By Nancy September 21st, 2009
My husband and I spent this past weekend on the north shore, camping and hiking and generally renewing our spirits. As avid birdwatchers, we spent the better part of an hour watching an osprey preening itself atop a tree trunk high above the Cascade River. Although I’m no Thoreau, the experience gave me the idea for writing about how nature gives us the perfect designs. Perfect in the way that a stand of trees achieves the principles of design with its unique elements of shape, texture, color, line and form.
Balance: demonstrated in the way the different types of trees are distributed evenly, but randomly, throughout ones sight line
Emphasis: the focal point, especially this time of year, shown in the maple trees that change their colors first, or in the few scattered trees sporting red berries
Rhythm: each element belongs to a unified whole, and the line of trees growing in their repetitive shapes is easy for the eye to follow
Proportion and Scale: from majestic pine to diminutive shrub, each element relates perfectly to it’s outdoor room and to each other
Harmony and Unity: Repeating the types of trees, balancing them throughout, and adding variety accomplishes these last two elements. Too much unity and harmony can be boring; too much variety can be jarring and overwhelming. Think of it this way: a stand of all pines is not as interesting as a forest of many different types of trees.

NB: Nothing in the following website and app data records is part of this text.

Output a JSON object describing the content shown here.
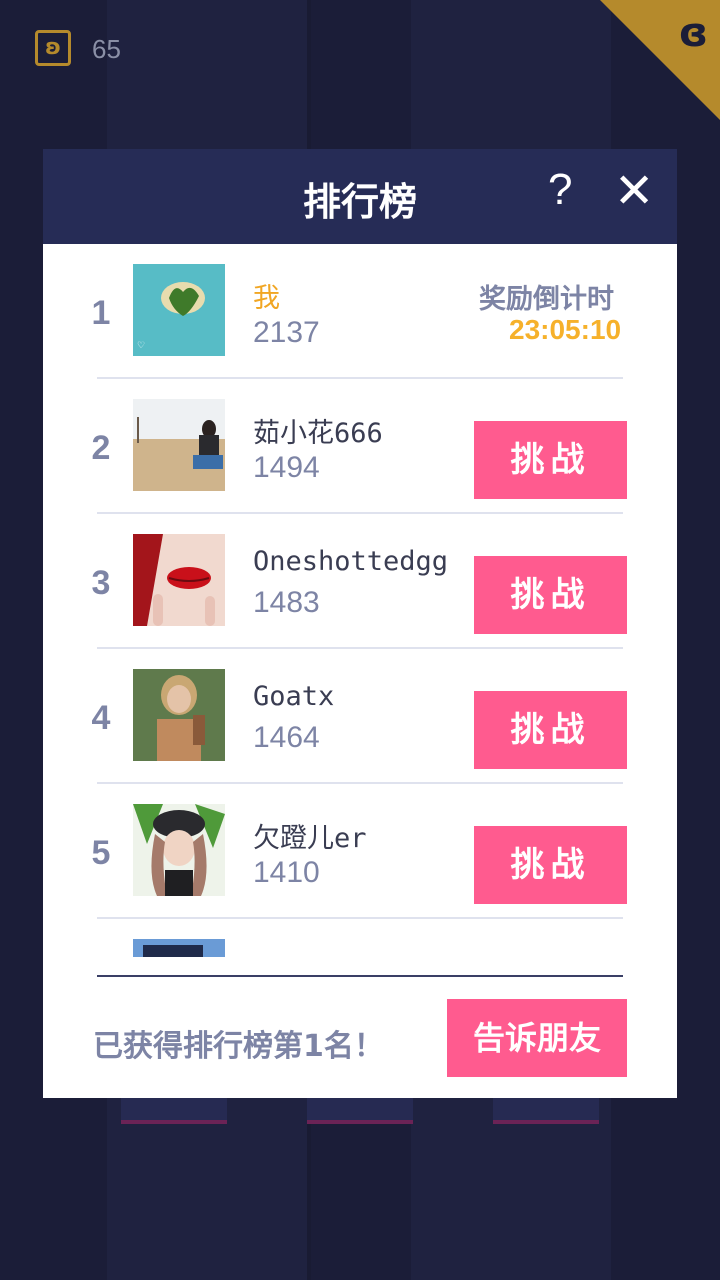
{
  "topbar": {
    "coin_icon": "dragon-coin-icon",
    "coin_count": "65",
    "corner_icon": "dragon-icon"
  },
  "modal": {
    "title": "排行榜",
    "help_label": "?",
    "close_label": "✕",
    "countdown": {
      "label": "奖励倒计时",
      "value": "23:05:10"
    },
    "rows": [
      {
        "rank": "1",
        "name": "我",
        "score": "2137",
        "avatar": "island-photo"
      },
      {
        "rank": "2",
        "name": "茹小花666",
        "score": "1494",
        "avatar": "field-photo",
        "action": "挑战"
      },
      {
        "rank": "3",
        "name": "Oneshottedgg",
        "score": "1483",
        "avatar": "red-lips-photo",
        "action": "挑战"
      },
      {
        "rank": "4",
        "name": "Goatx",
        "score": "1464",
        "avatar": "woman-portrait-photo",
        "action": "挑战"
      },
      {
        "rank": "5",
        "name": "欠蹬儿er",
        "score": "1410",
        "avatar": "girl-leaf-photo",
        "action": "挑战"
      }
    ],
    "footer_text": "已获得排行榜第1名！",
    "share_label": "告诉朋友"
  },
  "colors": {
    "accent": "#ff5b8f",
    "header": "#262c56",
    "gold": "#b58a2c",
    "highlight": "#f6b12b"
  }
}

Design is defined as “the organized arrangement of one or more elements and principles (eg. line color or texture) for a purpose”. I’m sure any forestry person could tell me the scientific reasons why and how the trees are arranged the way they are, but I’d just like to think it was for my visual enjoyment and overall relaxation. Especially when this past weekend had the most perfect weather since the days of Eden.